Dataset rows for apps and sites
——
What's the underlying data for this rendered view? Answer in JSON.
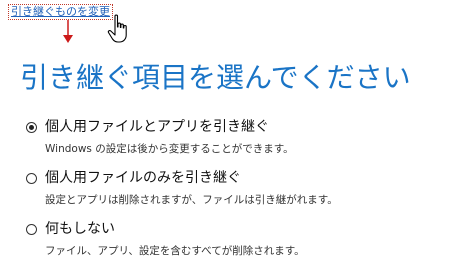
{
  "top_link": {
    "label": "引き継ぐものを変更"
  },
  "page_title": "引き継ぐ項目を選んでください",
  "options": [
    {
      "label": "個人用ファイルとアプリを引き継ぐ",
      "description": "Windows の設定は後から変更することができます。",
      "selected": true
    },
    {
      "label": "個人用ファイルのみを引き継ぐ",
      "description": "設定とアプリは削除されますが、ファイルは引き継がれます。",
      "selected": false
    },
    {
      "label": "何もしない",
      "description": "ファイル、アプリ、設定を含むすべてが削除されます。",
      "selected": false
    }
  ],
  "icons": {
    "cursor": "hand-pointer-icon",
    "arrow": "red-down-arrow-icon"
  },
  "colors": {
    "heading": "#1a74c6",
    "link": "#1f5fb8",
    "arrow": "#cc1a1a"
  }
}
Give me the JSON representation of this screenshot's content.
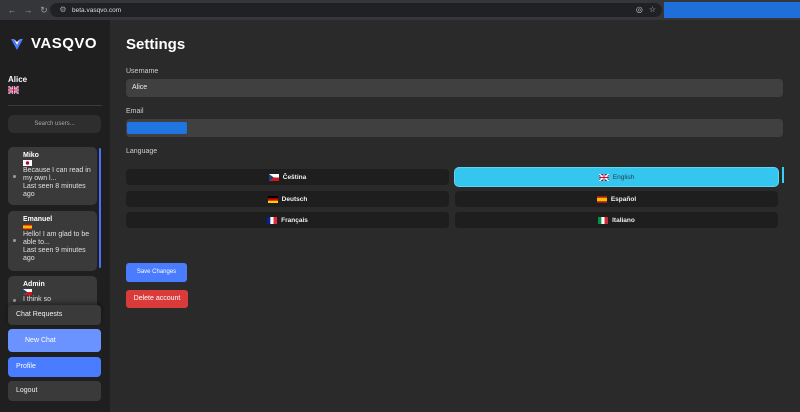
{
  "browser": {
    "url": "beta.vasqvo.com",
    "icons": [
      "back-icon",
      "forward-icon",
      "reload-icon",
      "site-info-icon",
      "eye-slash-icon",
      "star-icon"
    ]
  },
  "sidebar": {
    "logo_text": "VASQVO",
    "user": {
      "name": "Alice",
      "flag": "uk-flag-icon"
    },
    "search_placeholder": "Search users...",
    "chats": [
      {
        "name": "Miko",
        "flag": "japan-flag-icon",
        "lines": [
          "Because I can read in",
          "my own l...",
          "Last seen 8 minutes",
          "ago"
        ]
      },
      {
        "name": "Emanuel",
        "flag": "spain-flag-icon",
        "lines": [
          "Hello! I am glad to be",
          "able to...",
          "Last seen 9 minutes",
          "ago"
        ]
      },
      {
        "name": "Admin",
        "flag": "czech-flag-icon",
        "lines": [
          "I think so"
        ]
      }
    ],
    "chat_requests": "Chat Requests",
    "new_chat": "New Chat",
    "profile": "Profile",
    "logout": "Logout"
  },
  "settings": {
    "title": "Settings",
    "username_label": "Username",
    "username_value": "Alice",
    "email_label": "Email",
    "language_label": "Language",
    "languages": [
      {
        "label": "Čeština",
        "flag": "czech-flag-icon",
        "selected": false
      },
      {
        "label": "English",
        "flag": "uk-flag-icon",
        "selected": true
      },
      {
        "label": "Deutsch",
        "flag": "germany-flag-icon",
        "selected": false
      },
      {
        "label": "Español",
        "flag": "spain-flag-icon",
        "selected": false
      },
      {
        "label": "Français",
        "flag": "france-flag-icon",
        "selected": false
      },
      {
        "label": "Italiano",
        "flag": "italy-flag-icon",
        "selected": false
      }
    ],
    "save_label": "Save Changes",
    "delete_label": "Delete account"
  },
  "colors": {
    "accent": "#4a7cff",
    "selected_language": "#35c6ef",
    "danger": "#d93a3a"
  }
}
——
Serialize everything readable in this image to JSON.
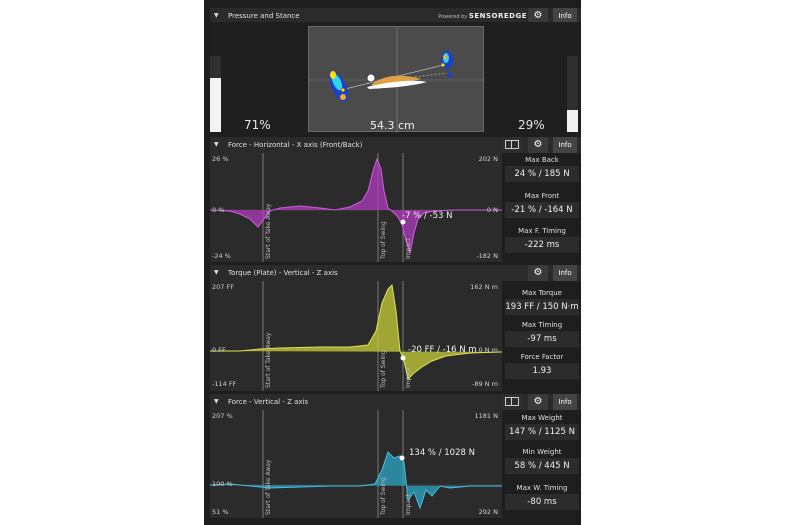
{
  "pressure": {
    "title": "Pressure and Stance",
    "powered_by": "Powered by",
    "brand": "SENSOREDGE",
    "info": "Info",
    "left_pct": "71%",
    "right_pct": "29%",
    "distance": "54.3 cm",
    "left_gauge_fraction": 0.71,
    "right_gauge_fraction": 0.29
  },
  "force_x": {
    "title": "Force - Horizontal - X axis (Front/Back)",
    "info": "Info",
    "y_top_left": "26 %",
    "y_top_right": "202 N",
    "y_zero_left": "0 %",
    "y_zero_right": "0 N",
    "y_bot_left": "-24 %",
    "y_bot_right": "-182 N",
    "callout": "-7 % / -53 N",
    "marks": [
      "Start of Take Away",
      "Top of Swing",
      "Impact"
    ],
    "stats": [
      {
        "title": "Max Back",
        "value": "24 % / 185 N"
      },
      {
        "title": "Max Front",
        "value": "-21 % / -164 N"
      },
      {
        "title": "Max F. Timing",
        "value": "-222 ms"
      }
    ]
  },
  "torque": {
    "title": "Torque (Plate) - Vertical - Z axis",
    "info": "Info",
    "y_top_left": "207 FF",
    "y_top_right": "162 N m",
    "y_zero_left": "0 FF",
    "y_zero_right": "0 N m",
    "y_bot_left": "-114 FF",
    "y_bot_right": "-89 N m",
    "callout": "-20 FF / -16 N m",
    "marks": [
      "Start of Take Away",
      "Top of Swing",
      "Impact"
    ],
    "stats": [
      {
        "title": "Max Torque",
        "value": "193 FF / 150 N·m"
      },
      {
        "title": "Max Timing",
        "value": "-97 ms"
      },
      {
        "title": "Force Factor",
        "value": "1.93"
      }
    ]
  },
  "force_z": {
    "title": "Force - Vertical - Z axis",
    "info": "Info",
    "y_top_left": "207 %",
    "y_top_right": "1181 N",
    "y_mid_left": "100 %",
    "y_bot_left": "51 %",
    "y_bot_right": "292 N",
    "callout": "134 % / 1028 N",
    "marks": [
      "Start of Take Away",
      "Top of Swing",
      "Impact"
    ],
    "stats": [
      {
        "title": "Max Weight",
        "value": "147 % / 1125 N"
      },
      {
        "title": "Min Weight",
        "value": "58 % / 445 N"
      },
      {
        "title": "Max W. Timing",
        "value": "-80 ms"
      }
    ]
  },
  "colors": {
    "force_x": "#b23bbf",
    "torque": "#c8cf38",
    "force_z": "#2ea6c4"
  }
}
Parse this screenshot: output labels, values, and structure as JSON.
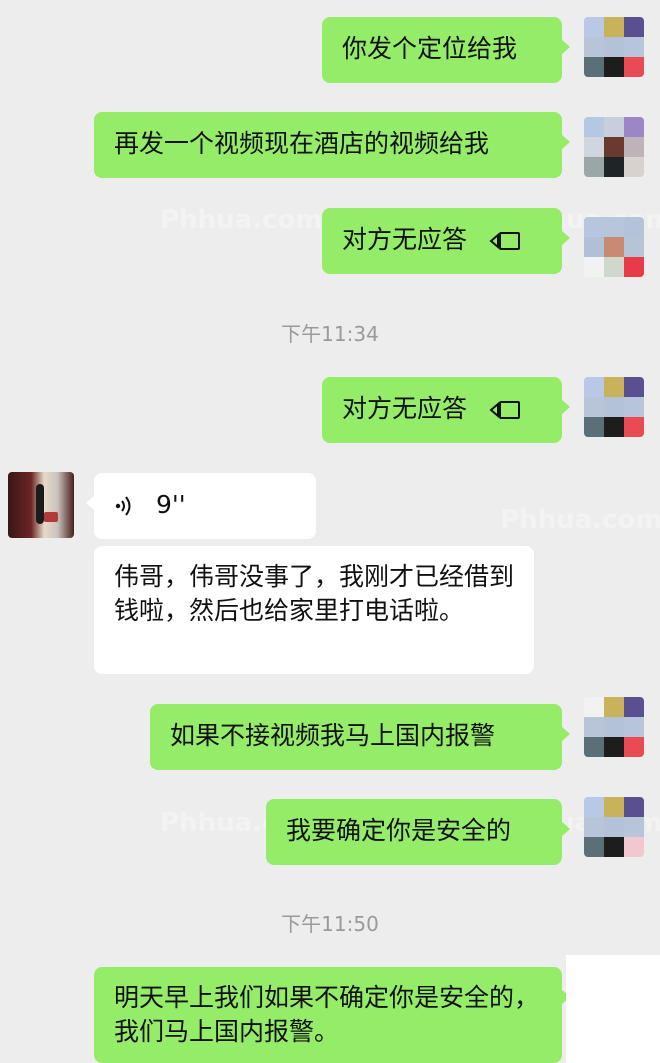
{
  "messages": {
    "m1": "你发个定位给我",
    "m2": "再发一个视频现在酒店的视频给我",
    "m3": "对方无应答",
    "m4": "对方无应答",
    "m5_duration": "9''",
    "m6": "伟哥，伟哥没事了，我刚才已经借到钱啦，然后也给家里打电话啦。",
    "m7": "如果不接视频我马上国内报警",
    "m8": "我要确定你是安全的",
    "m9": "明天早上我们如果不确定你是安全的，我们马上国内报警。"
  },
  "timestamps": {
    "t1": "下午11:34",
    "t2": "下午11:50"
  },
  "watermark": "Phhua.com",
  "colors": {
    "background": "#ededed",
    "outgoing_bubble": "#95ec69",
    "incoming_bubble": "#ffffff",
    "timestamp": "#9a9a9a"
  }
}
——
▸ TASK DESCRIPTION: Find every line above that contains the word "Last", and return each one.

▸ FINISHED EXERCISE:
          "Last seen 8 minutes",
          "Last seen 9 minutes",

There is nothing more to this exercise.